Data items:
■ ■ ■

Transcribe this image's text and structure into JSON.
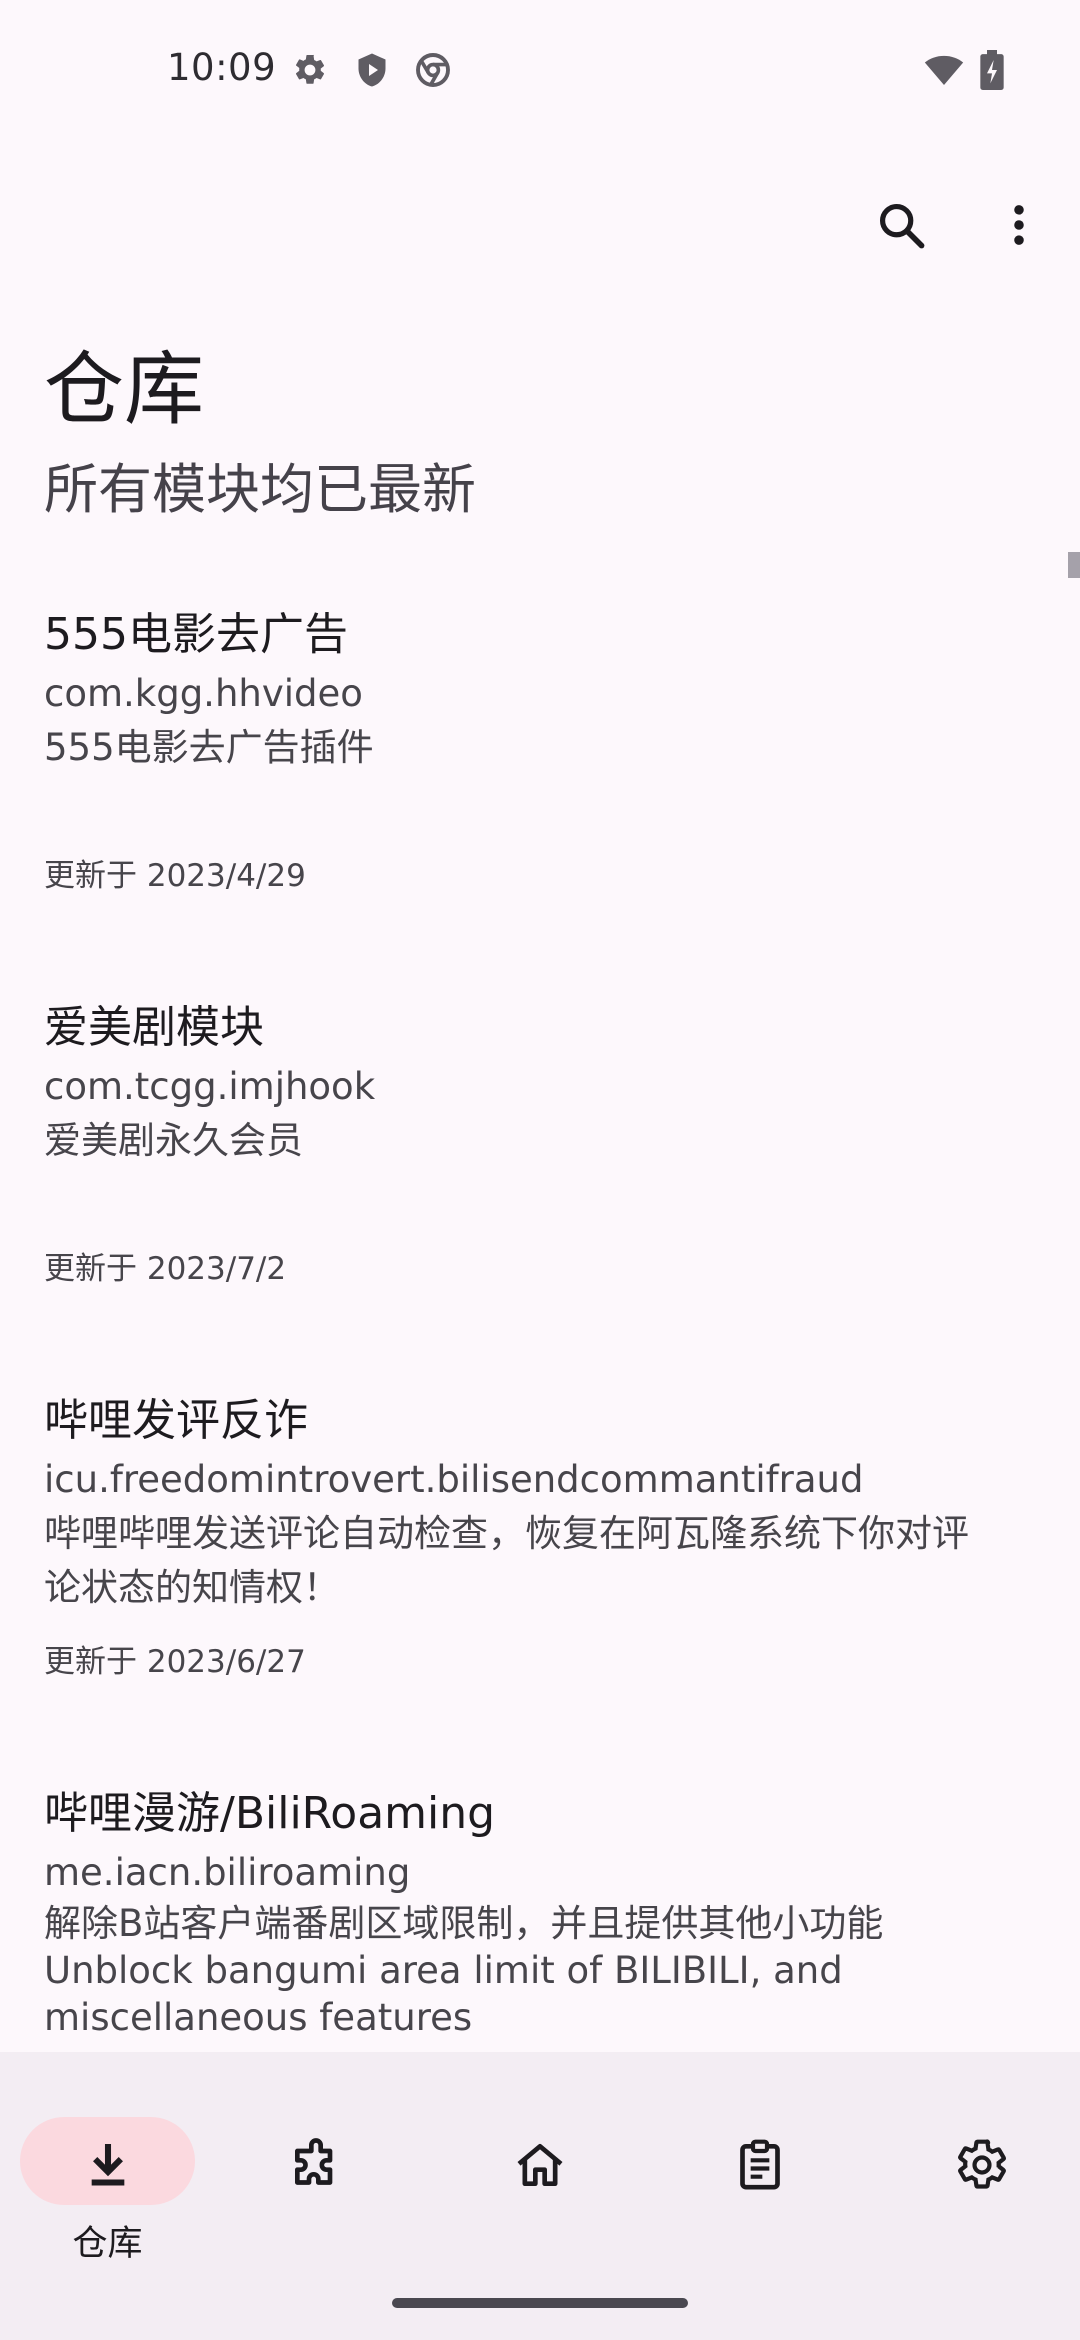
{
  "status_bar": {
    "time": "10:09",
    "icons": [
      "gear-icon",
      "shield-play-icon",
      "chrome-icon",
      "wifi-icon",
      "battery-charging-icon"
    ]
  },
  "app_bar": {
    "actions": [
      "search-icon",
      "more-vert-icon"
    ]
  },
  "header": {
    "title": "仓库",
    "subtitle": "所有模块均已最新"
  },
  "modules": [
    {
      "title": "555电影去广告",
      "package": "com.kgg.hhvideo",
      "description": "555电影去广告插件",
      "updated": "更新于 2023/4/29"
    },
    {
      "title": "爱美剧模块",
      "package": "com.tcgg.imjhook",
      "description": "爱美剧永久会员",
      "updated": "更新于 2023/7/2"
    },
    {
      "title": "哔哩发评反诈",
      "package": "icu.freedomintrovert.bilisendcommantifraud",
      "description": "哔哩哔哩发送评论自动检查，恢复在阿瓦隆系统下你对评论状态的知情权！",
      "updated": "更新于 2023/6/27"
    },
    {
      "title": "哔哩漫游/BiliRoaming",
      "package": "me.iacn.biliroaming",
      "description_lines": [
        "解除B站客户端番剧区域限制，并且提供其他小功能",
        "Unblock bangumi area limit of BILIBILI, and",
        "miscellaneous features"
      ]
    }
  ],
  "bottom_nav": {
    "items": [
      {
        "icon": "download-icon",
        "label": "仓库",
        "selected": true
      },
      {
        "icon": "puzzle-icon",
        "selected": false
      },
      {
        "icon": "home-icon",
        "selected": false
      },
      {
        "icon": "clipboard-icon",
        "selected": false
      },
      {
        "icon": "settings-icon",
        "selected": false
      }
    ]
  },
  "colors": {
    "background": "#fdf8fc",
    "nav_background": "#f3edf3",
    "nav_indicator": "#fbd9df",
    "text_primary": "#1d1b1f",
    "text_secondary": "#47454b"
  }
}
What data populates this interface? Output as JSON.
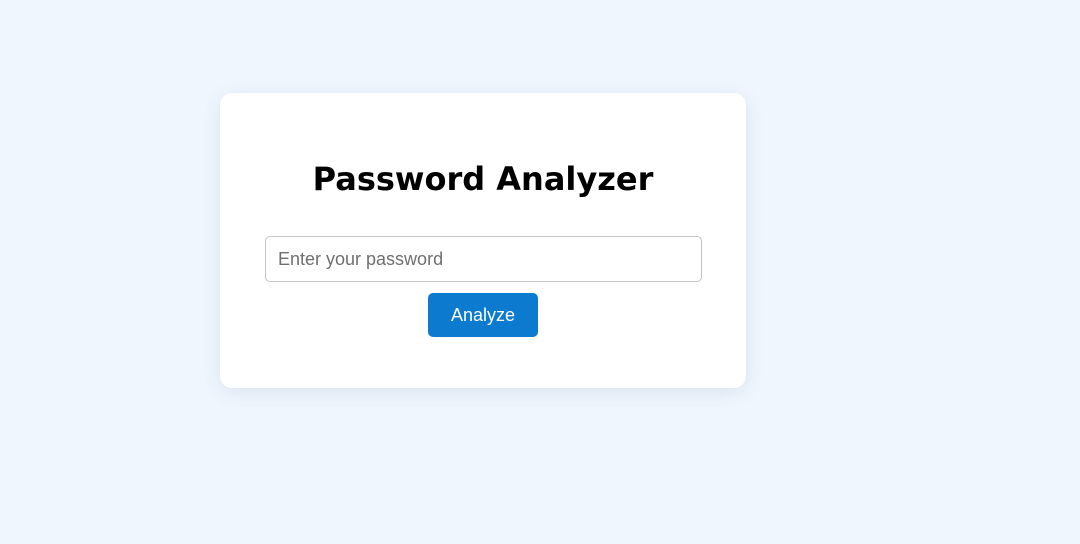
{
  "card": {
    "title": "Password Analyzer",
    "password_input": {
      "value": "",
      "placeholder": "Enter your password"
    },
    "analyze_label": "Analyze"
  },
  "colors": {
    "page_background": "#f0f6fe",
    "card_background": "#ffffff",
    "button_background": "#0b7acf",
    "button_text": "#ffffff"
  }
}
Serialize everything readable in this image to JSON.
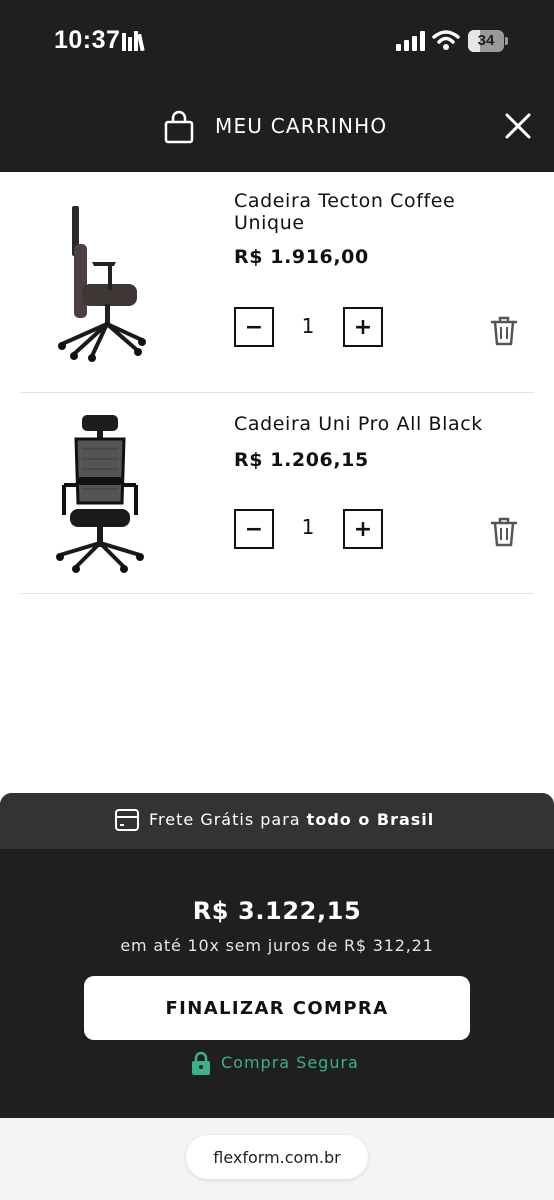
{
  "status_bar": {
    "time": "10:37",
    "battery_level": "34",
    "battery_fraction": 0.34
  },
  "header": {
    "title": "MEU CARRINHO",
    "icons": [
      "shopping-bag-icon",
      "close-icon"
    ]
  },
  "cart_items": [
    {
      "name": "Cadeira Tecton Coffee Unique",
      "price": "R$ 1.916,00",
      "quantity": "1",
      "minus_label": "−",
      "plus_label": "+"
    },
    {
      "name": "Cadeira Uni Pro All Black",
      "price": "R$ 1.206,15",
      "quantity": "1",
      "minus_label": "−",
      "plus_label": "+"
    }
  ],
  "summary": {
    "shipping_prefix": "Frete Grátis para",
    "shipping_bold": "todo o Brasil",
    "total": "R$ 3.122,15",
    "installments": "em até 10x sem juros de R$ 312,21",
    "checkout_label": "FINALIZAR COMPRA",
    "secure_label": "Compra Segura"
  },
  "browser": {
    "url": "flexform.com.br"
  },
  "colors": {
    "dark_bg": "#1f1f1f",
    "shipping_bg": "#333333",
    "secure_green": "#3fae8a"
  }
}
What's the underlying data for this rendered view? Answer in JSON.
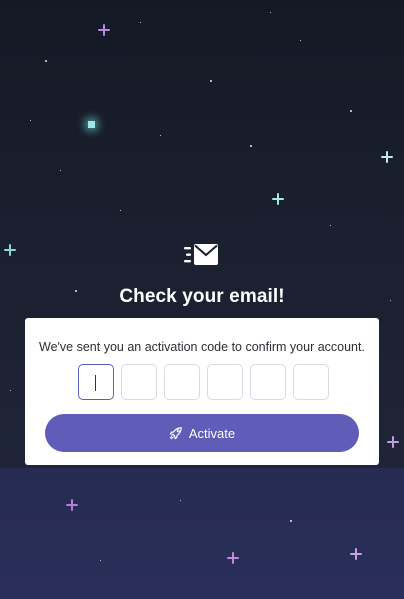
{
  "header": {
    "icon": "envelope-fast-icon",
    "title": "Check your email!"
  },
  "card": {
    "message": "We've sent you an activation code to confirm your account.",
    "code_fields": [
      {
        "value": "",
        "focused": true
      },
      {
        "value": "",
        "focused": false
      },
      {
        "value": "",
        "focused": false
      },
      {
        "value": "",
        "focused": false
      },
      {
        "value": "",
        "focused": false
      },
      {
        "value": "",
        "focused": false
      }
    ],
    "button": {
      "icon": "rocket-icon",
      "label": "Activate"
    }
  },
  "colors": {
    "background": "#1a1f2e",
    "accent": "#5f5db8",
    "card": "#ffffff"
  }
}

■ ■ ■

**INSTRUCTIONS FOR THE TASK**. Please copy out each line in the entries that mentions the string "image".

**SOLUTION**.
Transcribe this image's text and structure into JSON.
Serialize everything readable in this image to JSON.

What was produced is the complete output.